2. Increasing electricity costs. Google “rising electricity costs” and you find articles like this one predicting that electricity costs will double in five years. Why? Increasing demand as we move away from oil. Electric cars will only add to the demand, straining an already over-burdened power grid that is in serious need of upgrading. Imagine that the electric bill for your church, and each family in your church, doubles in five years. How do you cope?
3. Rising food costs. Accompanying rising gas prices–and increasing scarcity–and rising electricity costs are rising food prices. Riots have broken out in developing countries this year over the price of staples such as rice. According to Paul Roberts, author of The End of Food, the entire food industry is facing a crisis of quality, nutrition, and cost. Roberts might be easy to ignore as “Chicken Little” alarmist, but he’s also the author of the 2004 book The End of Oil, which predicted the current oil crisis. We might want to pay attention to what he says about food.
4. Scarcity of water. If you think it’s not possible for America to run out of water, talk to the residents of Atlanta, where last year Lake Lanier dried up to record lows.
5. Economic/financial institutional uncertainty. The federal government’s “bail outs” of investment banks, and Fannie Mae and Freddie Mac, plus the falling dollar, the increasing national debt, the war in Iraq, low consumer confidence, and the continuing subprime mortgage crisis have converged to create an atmosphere of uncertainty. The next couple of years will not be business as usual for any institution, churches included.
The implications for the future of churches are great if only one of these crises matures. But, if all continue to move toward more critical levels, then churches will have to rethink standard operating procedures. Implications include:
1. More family income spent on basics. Food, housing, utilities and transportation costs are all basics. If families have to spend more on these items, they will have less to spend on other things, church and charitable gifts included.
2. Increased building operating costs. If electricity doubles, and natural gas and heating oil prices double, the costs to maintain and operate church buildings will displace staff, program and missions expenditures.
3. Rising unemployment or underemployment. Churches will be faced with more families needing help than ever before.
Experts are predicting these scenarios in the next few years.
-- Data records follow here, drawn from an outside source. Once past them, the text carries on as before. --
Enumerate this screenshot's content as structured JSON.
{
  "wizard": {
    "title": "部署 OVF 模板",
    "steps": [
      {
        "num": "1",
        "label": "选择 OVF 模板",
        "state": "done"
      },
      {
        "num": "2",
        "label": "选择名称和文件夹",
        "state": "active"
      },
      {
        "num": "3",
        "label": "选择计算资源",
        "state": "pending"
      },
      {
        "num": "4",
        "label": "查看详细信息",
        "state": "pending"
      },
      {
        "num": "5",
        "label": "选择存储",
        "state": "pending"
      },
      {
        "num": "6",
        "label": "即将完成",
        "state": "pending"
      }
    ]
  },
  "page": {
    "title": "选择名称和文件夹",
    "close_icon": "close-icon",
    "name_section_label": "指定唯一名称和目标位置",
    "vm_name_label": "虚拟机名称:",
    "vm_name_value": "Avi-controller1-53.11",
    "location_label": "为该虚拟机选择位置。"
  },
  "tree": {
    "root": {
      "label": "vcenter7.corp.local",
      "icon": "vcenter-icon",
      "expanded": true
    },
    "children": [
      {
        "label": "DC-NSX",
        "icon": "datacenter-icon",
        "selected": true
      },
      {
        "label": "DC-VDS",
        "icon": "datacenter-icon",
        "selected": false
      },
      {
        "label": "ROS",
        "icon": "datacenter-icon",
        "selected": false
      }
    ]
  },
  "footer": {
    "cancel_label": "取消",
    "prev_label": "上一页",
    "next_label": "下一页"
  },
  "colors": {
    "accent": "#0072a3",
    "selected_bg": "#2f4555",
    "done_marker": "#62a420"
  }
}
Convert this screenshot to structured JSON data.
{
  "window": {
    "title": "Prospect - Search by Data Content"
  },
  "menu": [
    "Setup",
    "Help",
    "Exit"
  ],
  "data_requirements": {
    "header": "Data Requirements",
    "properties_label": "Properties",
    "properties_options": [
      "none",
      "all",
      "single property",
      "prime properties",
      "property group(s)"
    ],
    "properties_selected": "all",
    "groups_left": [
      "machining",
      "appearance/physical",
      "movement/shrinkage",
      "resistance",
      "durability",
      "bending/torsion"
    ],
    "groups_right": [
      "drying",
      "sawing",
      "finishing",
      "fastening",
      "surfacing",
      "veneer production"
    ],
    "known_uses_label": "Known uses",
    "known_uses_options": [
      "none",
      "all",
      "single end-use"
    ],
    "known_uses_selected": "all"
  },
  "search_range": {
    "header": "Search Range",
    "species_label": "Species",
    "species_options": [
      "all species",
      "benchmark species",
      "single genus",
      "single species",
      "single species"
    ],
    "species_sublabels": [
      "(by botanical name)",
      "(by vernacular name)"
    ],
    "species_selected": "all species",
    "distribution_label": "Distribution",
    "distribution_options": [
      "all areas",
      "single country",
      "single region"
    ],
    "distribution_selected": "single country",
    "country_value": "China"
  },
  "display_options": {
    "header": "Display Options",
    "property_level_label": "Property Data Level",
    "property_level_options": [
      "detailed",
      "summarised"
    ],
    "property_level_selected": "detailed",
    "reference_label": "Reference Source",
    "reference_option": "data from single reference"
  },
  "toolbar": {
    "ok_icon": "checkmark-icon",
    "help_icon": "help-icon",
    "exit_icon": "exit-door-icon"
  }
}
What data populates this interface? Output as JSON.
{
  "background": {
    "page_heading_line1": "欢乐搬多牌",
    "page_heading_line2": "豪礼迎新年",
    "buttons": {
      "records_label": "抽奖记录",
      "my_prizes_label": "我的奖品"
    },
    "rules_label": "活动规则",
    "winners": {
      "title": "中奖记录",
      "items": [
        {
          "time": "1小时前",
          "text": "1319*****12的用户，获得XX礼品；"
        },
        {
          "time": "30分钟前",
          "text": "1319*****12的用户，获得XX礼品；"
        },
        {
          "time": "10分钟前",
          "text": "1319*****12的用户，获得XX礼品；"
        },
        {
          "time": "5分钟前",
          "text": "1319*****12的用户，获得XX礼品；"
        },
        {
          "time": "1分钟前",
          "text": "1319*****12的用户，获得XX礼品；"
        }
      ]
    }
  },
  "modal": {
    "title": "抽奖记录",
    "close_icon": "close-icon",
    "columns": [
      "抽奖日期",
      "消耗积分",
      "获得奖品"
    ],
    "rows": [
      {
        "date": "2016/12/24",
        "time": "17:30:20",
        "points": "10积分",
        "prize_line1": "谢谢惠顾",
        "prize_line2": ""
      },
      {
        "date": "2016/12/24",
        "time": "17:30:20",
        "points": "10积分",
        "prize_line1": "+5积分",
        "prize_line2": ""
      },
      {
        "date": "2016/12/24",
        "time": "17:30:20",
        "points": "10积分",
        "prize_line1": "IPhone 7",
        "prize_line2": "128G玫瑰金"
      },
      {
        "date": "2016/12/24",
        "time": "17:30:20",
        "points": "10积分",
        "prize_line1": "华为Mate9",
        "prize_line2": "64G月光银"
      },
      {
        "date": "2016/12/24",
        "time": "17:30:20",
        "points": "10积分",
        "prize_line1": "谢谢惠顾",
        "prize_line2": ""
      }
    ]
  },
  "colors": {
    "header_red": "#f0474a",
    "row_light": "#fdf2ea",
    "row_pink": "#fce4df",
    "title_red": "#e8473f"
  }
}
A future column will discuss what churches can do to transition to effective ministry as these crises unfold.
Chuck Warnock is pastor of Chatham Baptist Church in Chatham, Va. He blogs at Confessions of a Small Church Pastor.